▸ Assignment: Tally how many lines of these entries hold the string "structured". Return the number alone.
:: Supplied entries ::
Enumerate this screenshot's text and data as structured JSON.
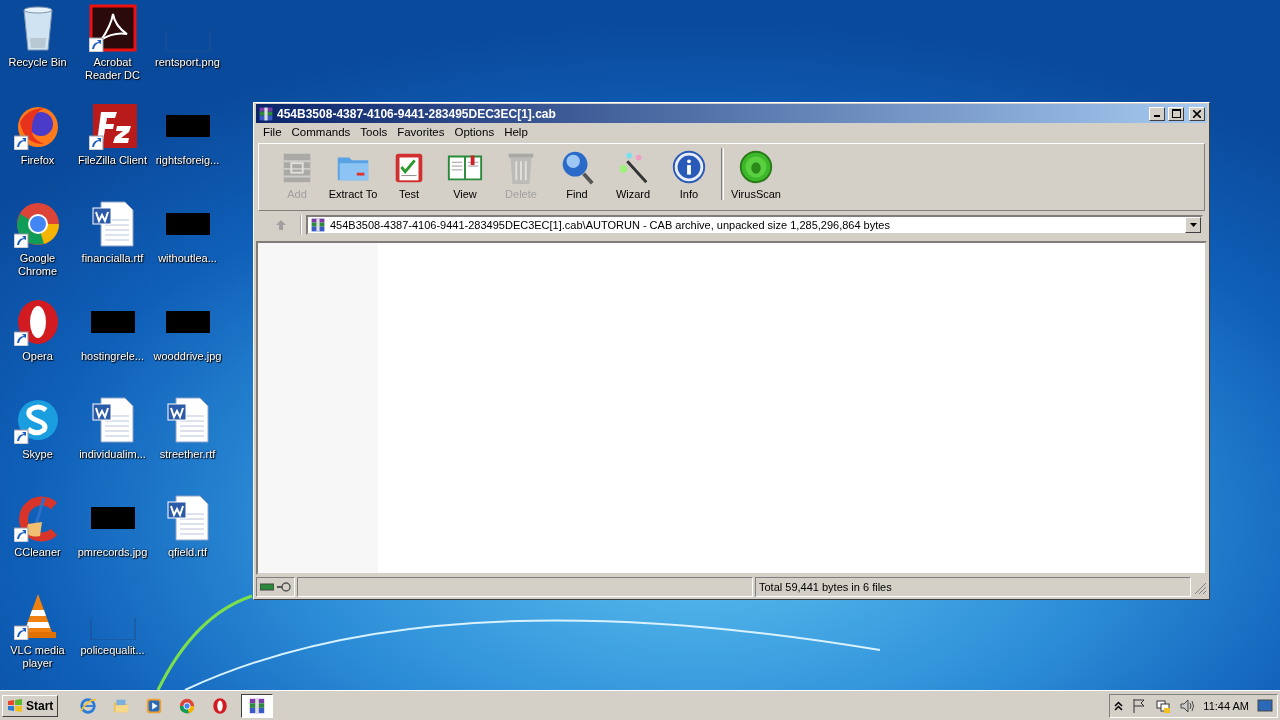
{
  "desktop": {
    "icons": [
      {
        "label": "Recycle Bin",
        "kind": "recycle",
        "shortcut": false
      },
      {
        "label": "Firefox",
        "kind": "firefox",
        "shortcut": true
      },
      {
        "label": "Google Chrome",
        "kind": "chrome",
        "shortcut": true
      },
      {
        "label": "Opera",
        "kind": "opera",
        "shortcut": true
      },
      {
        "label": "Skype",
        "kind": "skype",
        "shortcut": true
      },
      {
        "label": "CCleaner",
        "kind": "ccleaner",
        "shortcut": true
      },
      {
        "label": "VLC media player",
        "kind": "vlc",
        "shortcut": true
      },
      {
        "label": "Acrobat Reader DC",
        "kind": "acrobat",
        "shortcut": true
      },
      {
        "label": "FileZilla Client",
        "kind": "filezilla",
        "shortcut": true
      },
      {
        "label": "financialla.rtf",
        "kind": "word",
        "shortcut": false
      },
      {
        "label": "hostingrele...",
        "kind": "thumb-dark",
        "shortcut": false
      },
      {
        "label": "individualim...",
        "kind": "word",
        "shortcut": false
      },
      {
        "label": "pmrecords.jpg",
        "kind": "thumb-dark",
        "shortcut": false
      },
      {
        "label": "policequalit...",
        "kind": "thumb-blank",
        "shortcut": false
      },
      {
        "label": "rentsport.png",
        "kind": "thumb-blank",
        "shortcut": false
      },
      {
        "label": "rightsforeig...",
        "kind": "thumb-dark",
        "shortcut": false
      },
      {
        "label": "withoutlea...",
        "kind": "thumb-dark",
        "shortcut": false
      },
      {
        "label": "wooddrive.jpg",
        "kind": "thumb-dark",
        "shortcut": false
      },
      {
        "label": "streether.rtf",
        "kind": "word",
        "shortcut": false
      },
      {
        "label": "qfield.rtf",
        "kind": "word",
        "shortcut": false
      }
    ]
  },
  "window": {
    "title": "454B3508-4387-4106-9441-283495DEC3EC[1].cab",
    "menu": [
      "File",
      "Commands",
      "Tools",
      "Favorites",
      "Options",
      "Help"
    ],
    "toolbar": [
      {
        "label": "Add",
        "kind": "add",
        "disabled": true
      },
      {
        "label": "Extract To",
        "kind": "extract",
        "disabled": false
      },
      {
        "label": "Test",
        "kind": "test",
        "disabled": false
      },
      {
        "label": "View",
        "kind": "view",
        "disabled": false
      },
      {
        "label": "Delete",
        "kind": "delete",
        "disabled": true
      },
      {
        "label": "Find",
        "kind": "find",
        "disabled": false
      },
      {
        "label": "Wizard",
        "kind": "wizard",
        "disabled": false
      },
      {
        "label": "Info",
        "kind": "info",
        "disabled": false
      }
    ],
    "toolbar_extra": [
      {
        "label": "VirusScan",
        "kind": "virus",
        "disabled": false
      }
    ],
    "address": "454B3508-4387-4106-9441-283495DEC3EC[1].cab\\AUTORUN - CAB archive, unpacked size 1,285,296,864 bytes",
    "status": "Total 59,441 bytes in 6 files"
  },
  "taskbar": {
    "start": "Start",
    "apps": [
      {
        "kind": "ie",
        "selected": false
      },
      {
        "kind": "explorer",
        "selected": false
      },
      {
        "kind": "media",
        "selected": false
      },
      {
        "kind": "chrome",
        "selected": false
      },
      {
        "kind": "opera",
        "selected": false
      },
      {
        "kind": "winrar",
        "selected": true
      }
    ],
    "clock": "11:44 AM"
  }
}
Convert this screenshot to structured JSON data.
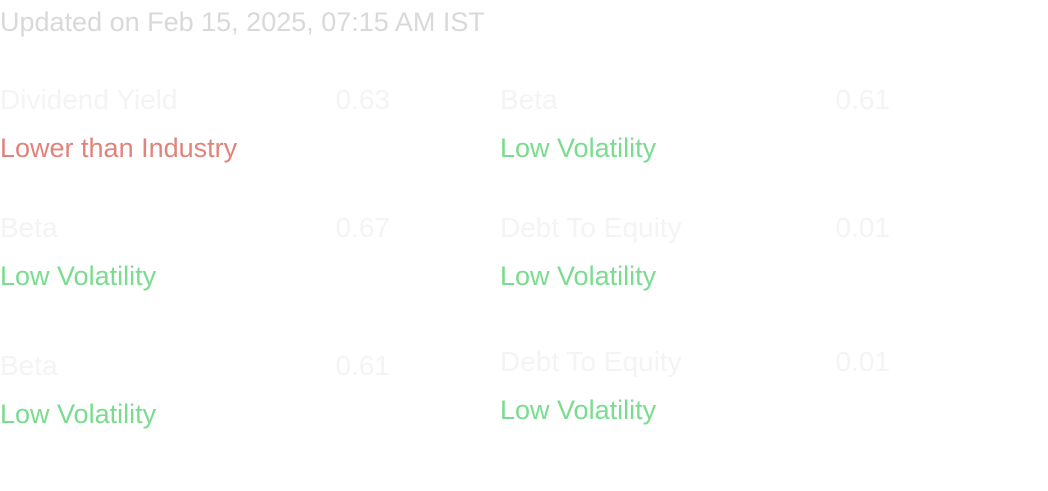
{
  "updated": "Updated on Feb 15, 2025, 07:15 AM IST",
  "metrics": [
    {
      "name": "Dividend Yield",
      "value": "0.63",
      "status": "Lower than Industry",
      "status_color": "#e0837a"
    },
    {
      "name": "Beta",
      "value": "0.61",
      "status": "Low Volatility",
      "status_color": "#79dc8e"
    },
    {
      "name": "Beta",
      "value": "0.67",
      "status": "Low Volatility",
      "status_color": "#79dc8e"
    },
    {
      "name": "Debt To Equity",
      "value": "0.01",
      "status": "Low Volatility",
      "status_color": "#79dc8e"
    },
    {
      "name": "Beta",
      "value": "0.61",
      "status": "Low Volatility",
      "status_color": "#79dc8e"
    },
    {
      "name": "Debt To Equity",
      "value": "0.01",
      "status": "Low Volatility",
      "status_color": "#79dc8e"
    }
  ]
}
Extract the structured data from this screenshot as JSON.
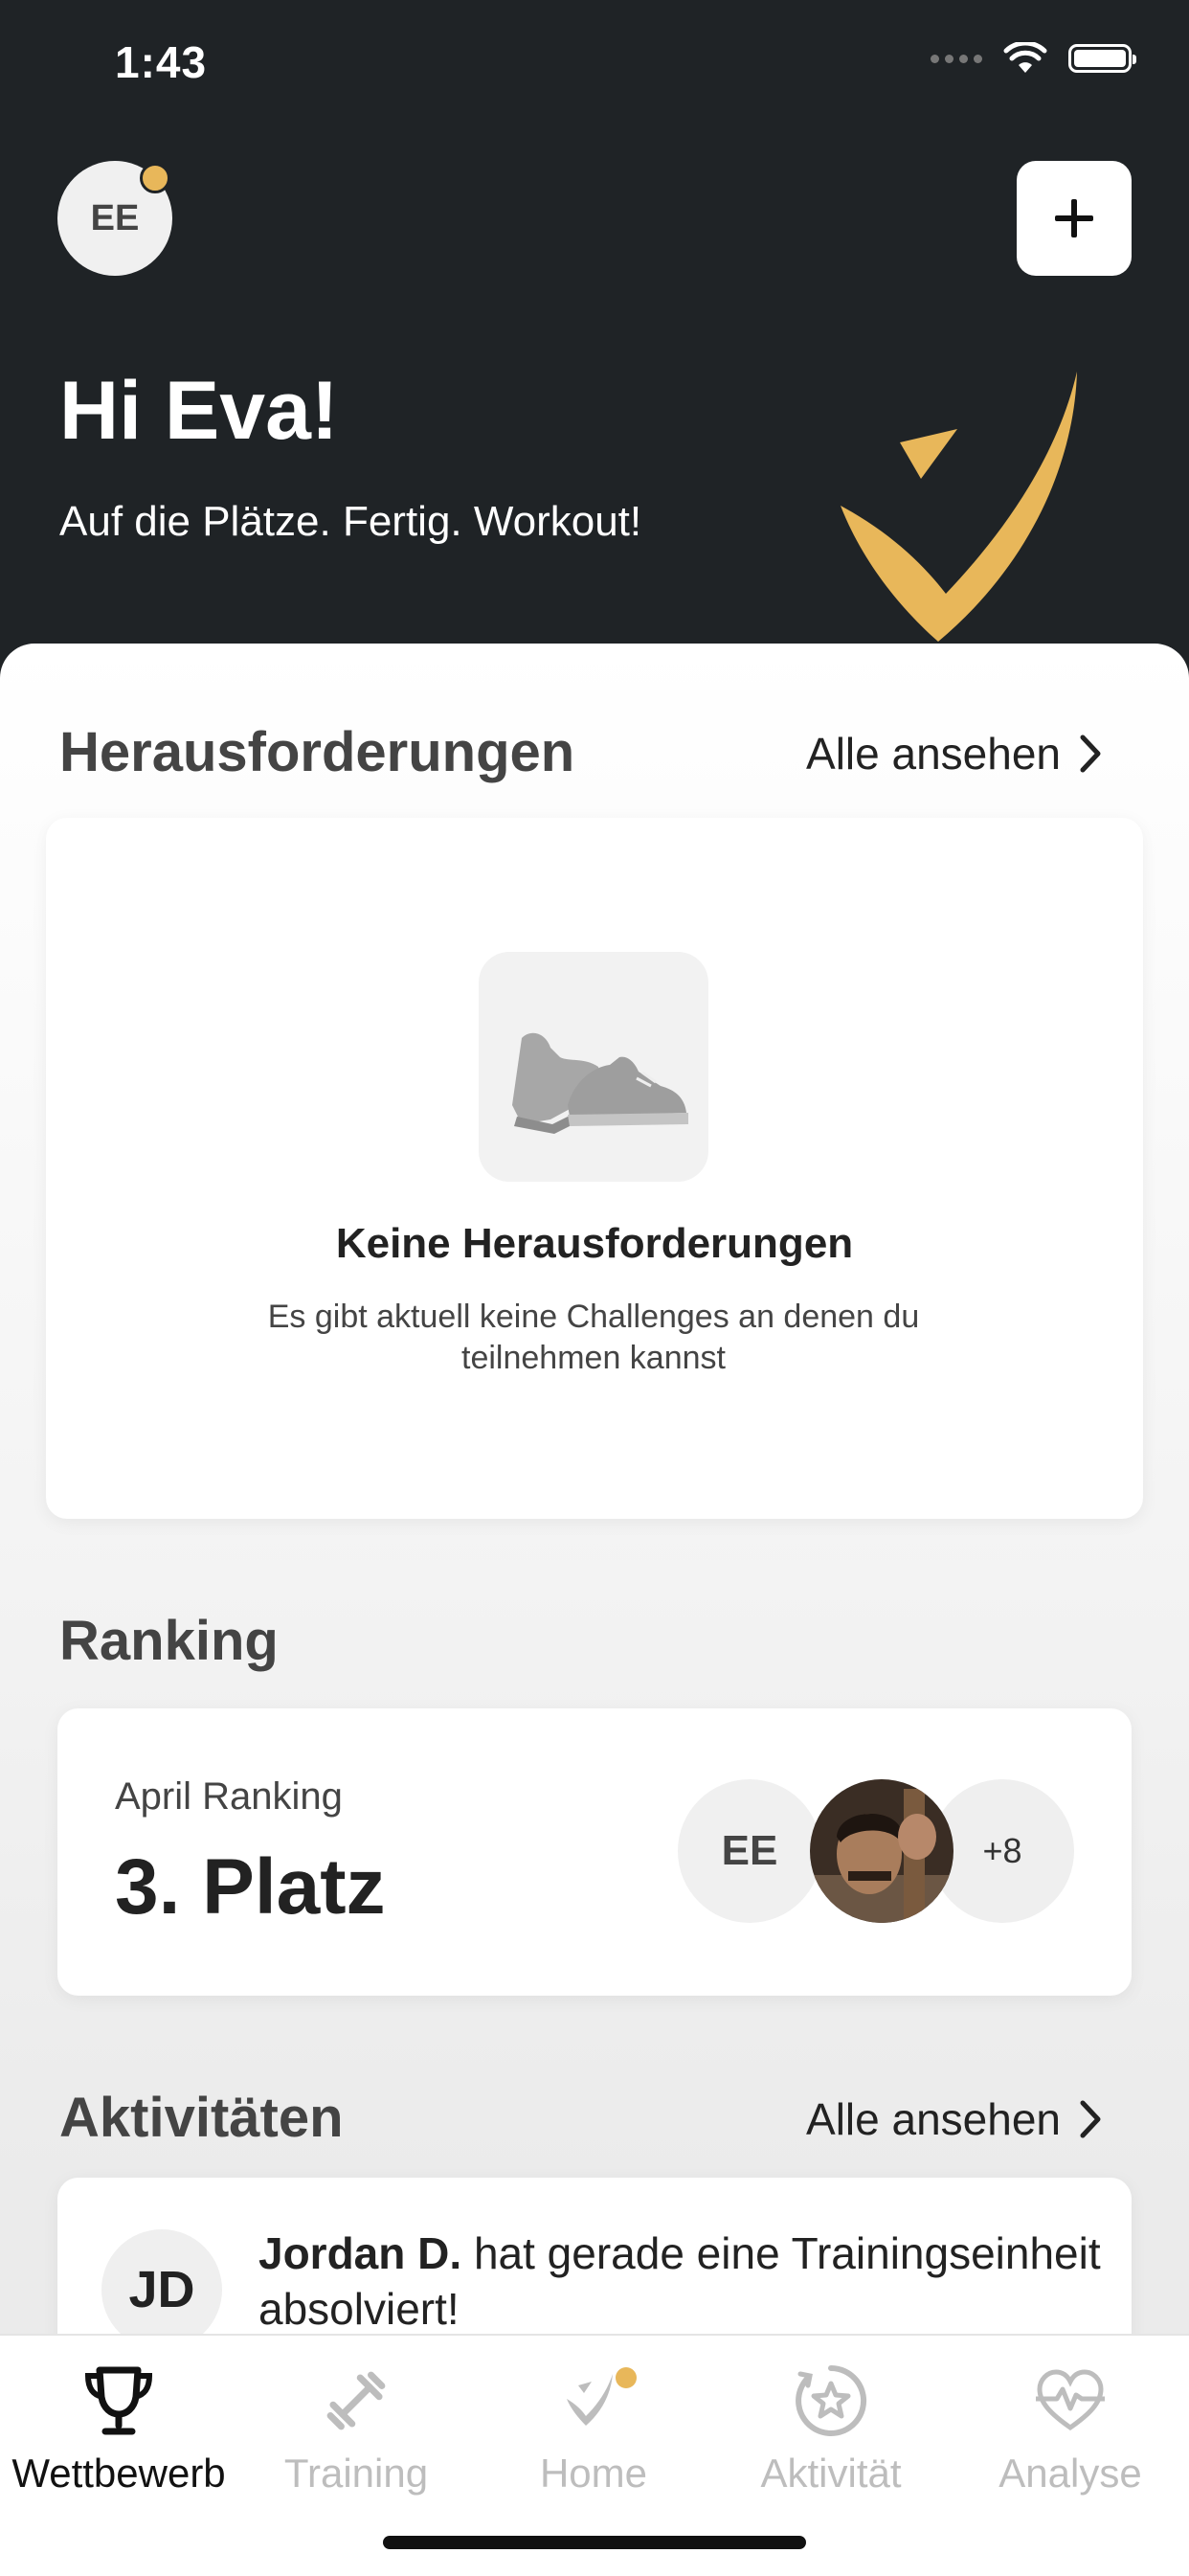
{
  "status_bar": {
    "time": "1:43"
  },
  "header": {
    "avatar_initials": "EE",
    "greeting": "Hi Eva!",
    "subtitle": "Auf die Plätze. Fertig. Workout!"
  },
  "challenges": {
    "title": "Herausforderungen",
    "see_all": "Alle ansehen",
    "empty_title": "Keine Herausforderungen",
    "empty_text": "Es gibt aktuell keine Challenges an denen du teilnehmen kannst"
  },
  "ranking": {
    "title": "Ranking",
    "label": "April Ranking",
    "value": "3. Platz",
    "avatars": [
      "EE",
      "",
      "+8"
    ]
  },
  "activities": {
    "title": "Aktivitäten",
    "see_all": "Alle ansehen",
    "items": [
      {
        "initials": "JD",
        "name": "Jordan D.",
        "text": "hat gerade eine Trainingseinheit absolviert!"
      }
    ]
  },
  "tabbar": {
    "tabs": [
      {
        "label": "Wettbewerb",
        "icon": "trophy-icon",
        "active": true
      },
      {
        "label": "Training",
        "icon": "dumbbell-icon",
        "active": false
      },
      {
        "label": "Home",
        "icon": "home-logo-icon",
        "active": false
      },
      {
        "label": "Aktivität",
        "icon": "star-badge-icon",
        "active": false
      },
      {
        "label": "Analyse",
        "icon": "heartbeat-icon",
        "active": false
      }
    ]
  },
  "colors": {
    "header_bg": "#1f2326",
    "accent": "#e8b75a",
    "tab_inactive": "#bdbdbd",
    "tab_active": "#111111"
  }
}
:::
▸ Answer to this exercise: 3